• **The data**:
━━━━━━━━━━━━━━━━━━━━
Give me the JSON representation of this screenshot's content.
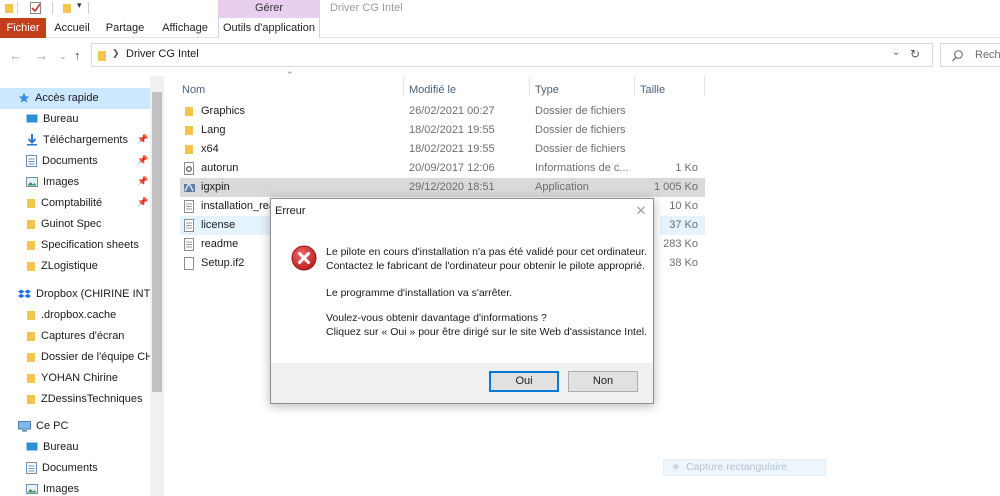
{
  "window": {
    "title": "Driver CG Intel",
    "context_group": "Gérer"
  },
  "ribbon": {
    "tabs": [
      {
        "label": "Fichier"
      },
      {
        "label": "Accueil"
      },
      {
        "label": "Partage"
      },
      {
        "label": "Affichage"
      },
      {
        "label": "Outils d'application"
      }
    ]
  },
  "address": {
    "path": "Driver CG Intel",
    "search_placeholder": "Reche"
  },
  "navigation": {
    "quick_access_label": "Accès rapide",
    "quick_items": [
      {
        "label": "Bureau",
        "icon": "desktop-icon",
        "pinned": true
      },
      {
        "label": "Téléchargements",
        "icon": "download-icon",
        "pinned": true
      },
      {
        "label": "Documents",
        "icon": "documents-icon",
        "pinned": true
      },
      {
        "label": "Images",
        "icon": "images-icon",
        "pinned": true
      },
      {
        "label": "Comptabilité",
        "icon": "folder-icon",
        "pinned": false
      },
      {
        "label": "Guinot Spec",
        "icon": "folder-icon",
        "pinned": false
      },
      {
        "label": "Specification sheets",
        "icon": "folder-icon",
        "pinned": false
      },
      {
        "label": "ZLogistique",
        "icon": "folder-icon",
        "pinned": false
      }
    ],
    "dropbox_label": "Dropbox (CHIRINE INT'L)",
    "dropbox_items": [
      {
        "label": ".dropbox.cache"
      },
      {
        "label": "Captures d'écran"
      },
      {
        "label": "Dossier de l'équipe CHI"
      },
      {
        "label": "YOHAN Chirine"
      },
      {
        "label": "ZDessinsTechniques"
      }
    ],
    "pc_label": "Ce PC",
    "pc_items": [
      {
        "label": "Bureau",
        "icon": "desktop-icon"
      },
      {
        "label": "Documents",
        "icon": "documents-icon"
      },
      {
        "label": "Images",
        "icon": "images-icon"
      }
    ]
  },
  "columns": {
    "name": "Nom",
    "modified": "Modifié le",
    "type": "Type",
    "size": "Taille"
  },
  "files": [
    {
      "name": "Graphics",
      "modified": "26/02/2021 00:27",
      "type": "Dossier de fichiers",
      "size": "",
      "icon": "folder-icon"
    },
    {
      "name": "Lang",
      "modified": "18/02/2021 19:55",
      "type": "Dossier de fichiers",
      "size": "",
      "icon": "folder-icon"
    },
    {
      "name": "x64",
      "modified": "18/02/2021 19:55",
      "type": "Dossier de fichiers",
      "size": "",
      "icon": "folder-icon"
    },
    {
      "name": "autorun",
      "modified": "20/09/2017 12:06",
      "type": "Informations de c...",
      "size": "1 Ko",
      "icon": "settings-file-icon"
    },
    {
      "name": "igxpin",
      "modified": "29/12/2020 18:51",
      "type": "Application",
      "size": "1 005 Ko",
      "icon": "application-icon",
      "selected": true
    },
    {
      "name": "installation_rea",
      "modified": "",
      "type": "",
      "size": "10 Ko",
      "icon": "text-file-icon"
    },
    {
      "name": "license",
      "modified": "",
      "type": "",
      "size": "37 Ko",
      "icon": "text-file-icon",
      "highlight": true
    },
    {
      "name": "readme",
      "modified": "",
      "type": "",
      "size": "283 Ko",
      "icon": "text-file-icon"
    },
    {
      "name": "Setup.if2",
      "modified": "",
      "type": "",
      "size": "38 Ko",
      "icon": "blank-file-icon"
    }
  ],
  "dialog": {
    "title": "Erreur",
    "line1": "Le pilote en cours d'installation n'a pas été validé pour cet ordinateur.",
    "line2": "Contactez le fabricant de l'ordinateur pour obtenir le pilote approprié.",
    "line3": "Le programme d'installation va s'arrêter.",
    "line4": "Voulez-vous obtenir davantage d'informations ?",
    "line5": "Cliquez sur « Oui » pour être dirigé sur le site Web d'assistance Intel.",
    "yes": "Oui",
    "no": "Non"
  },
  "ghost_tooltip": "Capture rectangulaire"
}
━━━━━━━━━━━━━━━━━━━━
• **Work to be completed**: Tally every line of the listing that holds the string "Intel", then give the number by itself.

• **Answer space**: 3